> Your objective
Would you show every line from the records that holds "Burger"?

> The data
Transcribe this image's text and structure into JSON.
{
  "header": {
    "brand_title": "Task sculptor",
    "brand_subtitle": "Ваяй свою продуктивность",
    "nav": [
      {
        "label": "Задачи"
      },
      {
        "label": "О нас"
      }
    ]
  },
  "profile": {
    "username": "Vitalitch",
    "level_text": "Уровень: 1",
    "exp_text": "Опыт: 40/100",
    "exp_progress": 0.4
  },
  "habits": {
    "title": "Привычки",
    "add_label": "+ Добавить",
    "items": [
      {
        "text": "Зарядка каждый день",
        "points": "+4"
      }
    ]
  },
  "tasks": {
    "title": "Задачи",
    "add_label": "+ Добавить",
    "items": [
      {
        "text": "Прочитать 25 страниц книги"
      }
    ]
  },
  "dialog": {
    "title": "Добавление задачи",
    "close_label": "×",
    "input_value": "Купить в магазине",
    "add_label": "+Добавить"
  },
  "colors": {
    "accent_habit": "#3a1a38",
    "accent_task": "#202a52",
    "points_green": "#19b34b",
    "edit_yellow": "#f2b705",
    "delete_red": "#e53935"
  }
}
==
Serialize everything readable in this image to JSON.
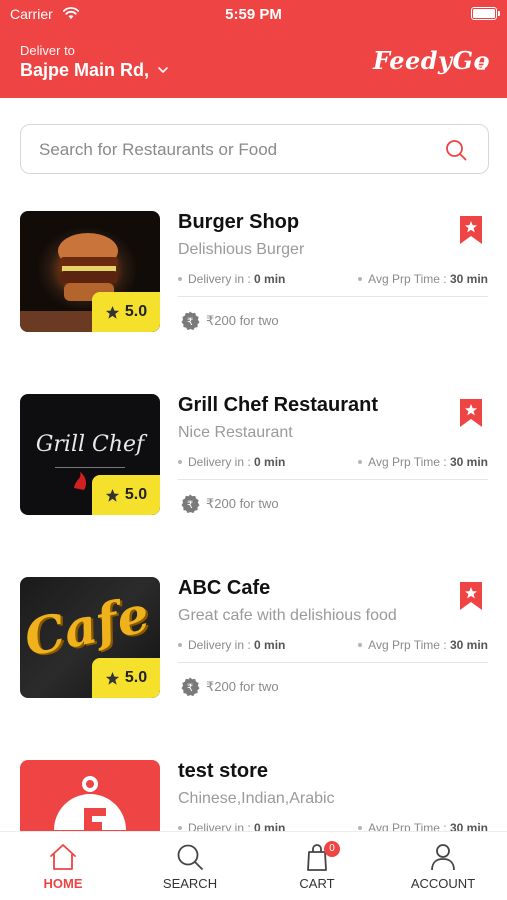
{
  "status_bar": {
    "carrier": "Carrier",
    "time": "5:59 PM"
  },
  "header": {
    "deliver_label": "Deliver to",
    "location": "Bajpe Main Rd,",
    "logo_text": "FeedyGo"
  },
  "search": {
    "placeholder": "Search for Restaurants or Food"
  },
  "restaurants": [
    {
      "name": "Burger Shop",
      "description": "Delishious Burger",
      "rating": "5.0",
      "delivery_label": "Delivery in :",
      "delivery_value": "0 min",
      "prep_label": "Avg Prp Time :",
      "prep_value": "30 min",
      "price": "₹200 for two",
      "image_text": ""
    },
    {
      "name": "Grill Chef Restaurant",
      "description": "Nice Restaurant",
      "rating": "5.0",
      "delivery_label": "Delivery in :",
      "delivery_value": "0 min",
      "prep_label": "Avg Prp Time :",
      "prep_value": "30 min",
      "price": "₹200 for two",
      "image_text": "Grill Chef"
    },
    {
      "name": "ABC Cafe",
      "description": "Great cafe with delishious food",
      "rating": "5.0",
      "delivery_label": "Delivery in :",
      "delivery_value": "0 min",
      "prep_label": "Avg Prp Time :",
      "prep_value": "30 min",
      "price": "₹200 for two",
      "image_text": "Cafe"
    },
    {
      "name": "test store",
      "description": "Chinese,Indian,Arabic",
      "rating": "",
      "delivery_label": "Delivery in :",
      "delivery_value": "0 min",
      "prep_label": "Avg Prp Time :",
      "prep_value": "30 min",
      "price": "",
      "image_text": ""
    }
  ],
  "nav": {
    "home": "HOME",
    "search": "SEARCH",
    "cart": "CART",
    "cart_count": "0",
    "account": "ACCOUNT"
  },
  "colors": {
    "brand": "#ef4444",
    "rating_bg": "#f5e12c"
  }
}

> Your response
      "name": "Burger Shop",
      "description": "Delishious Burger",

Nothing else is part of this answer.